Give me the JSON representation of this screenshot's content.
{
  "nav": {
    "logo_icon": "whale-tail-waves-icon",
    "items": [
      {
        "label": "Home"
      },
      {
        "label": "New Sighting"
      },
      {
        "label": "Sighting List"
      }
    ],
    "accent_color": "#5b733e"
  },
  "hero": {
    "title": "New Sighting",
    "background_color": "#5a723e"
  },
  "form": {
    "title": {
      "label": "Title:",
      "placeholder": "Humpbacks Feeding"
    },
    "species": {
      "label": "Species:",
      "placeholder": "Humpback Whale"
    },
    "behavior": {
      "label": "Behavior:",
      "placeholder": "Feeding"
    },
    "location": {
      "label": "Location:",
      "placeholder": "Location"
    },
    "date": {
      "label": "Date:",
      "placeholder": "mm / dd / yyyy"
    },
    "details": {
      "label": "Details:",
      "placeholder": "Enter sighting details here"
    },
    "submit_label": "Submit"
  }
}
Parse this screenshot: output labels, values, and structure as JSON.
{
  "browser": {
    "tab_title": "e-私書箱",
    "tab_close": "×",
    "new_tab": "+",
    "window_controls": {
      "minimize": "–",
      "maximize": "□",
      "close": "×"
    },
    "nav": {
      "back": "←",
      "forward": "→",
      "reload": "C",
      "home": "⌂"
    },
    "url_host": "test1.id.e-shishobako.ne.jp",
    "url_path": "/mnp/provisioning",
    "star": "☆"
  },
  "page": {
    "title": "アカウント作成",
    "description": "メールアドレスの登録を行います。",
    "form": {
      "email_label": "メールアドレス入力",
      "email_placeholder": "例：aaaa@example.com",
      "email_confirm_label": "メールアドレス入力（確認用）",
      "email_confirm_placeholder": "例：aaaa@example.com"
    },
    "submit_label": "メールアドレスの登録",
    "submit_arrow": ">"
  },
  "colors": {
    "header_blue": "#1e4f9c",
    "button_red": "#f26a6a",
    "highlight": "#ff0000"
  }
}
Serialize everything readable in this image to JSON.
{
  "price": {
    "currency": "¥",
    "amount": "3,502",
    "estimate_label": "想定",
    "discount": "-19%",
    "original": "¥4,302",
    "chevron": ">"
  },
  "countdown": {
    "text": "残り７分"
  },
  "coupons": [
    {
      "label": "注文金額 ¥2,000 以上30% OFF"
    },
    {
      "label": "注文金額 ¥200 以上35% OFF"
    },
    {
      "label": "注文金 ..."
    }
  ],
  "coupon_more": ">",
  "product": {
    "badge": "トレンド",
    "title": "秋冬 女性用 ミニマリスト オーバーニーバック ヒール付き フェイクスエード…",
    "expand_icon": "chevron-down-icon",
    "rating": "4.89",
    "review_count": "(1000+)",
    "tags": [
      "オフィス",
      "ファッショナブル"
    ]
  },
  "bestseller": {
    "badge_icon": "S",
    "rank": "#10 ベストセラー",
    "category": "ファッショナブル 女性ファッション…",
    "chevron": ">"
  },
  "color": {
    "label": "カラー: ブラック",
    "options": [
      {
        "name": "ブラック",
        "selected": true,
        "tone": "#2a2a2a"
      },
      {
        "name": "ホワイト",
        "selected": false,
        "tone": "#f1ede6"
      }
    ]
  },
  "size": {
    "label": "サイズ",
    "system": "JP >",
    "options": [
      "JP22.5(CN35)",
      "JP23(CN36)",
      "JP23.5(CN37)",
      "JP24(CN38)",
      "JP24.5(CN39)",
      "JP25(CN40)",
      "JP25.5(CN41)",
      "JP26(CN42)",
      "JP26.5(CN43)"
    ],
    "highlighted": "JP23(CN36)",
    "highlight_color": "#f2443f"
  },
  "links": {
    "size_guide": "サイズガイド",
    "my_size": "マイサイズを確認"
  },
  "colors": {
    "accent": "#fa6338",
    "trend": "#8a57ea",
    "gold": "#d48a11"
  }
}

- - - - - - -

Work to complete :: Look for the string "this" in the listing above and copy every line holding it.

Exercise output ::
Give me the JSON representation of this screenshot's content.
Parse this screenshot: output labels, values, and structure as JSON.
Serialize everything readable in this image to JSON.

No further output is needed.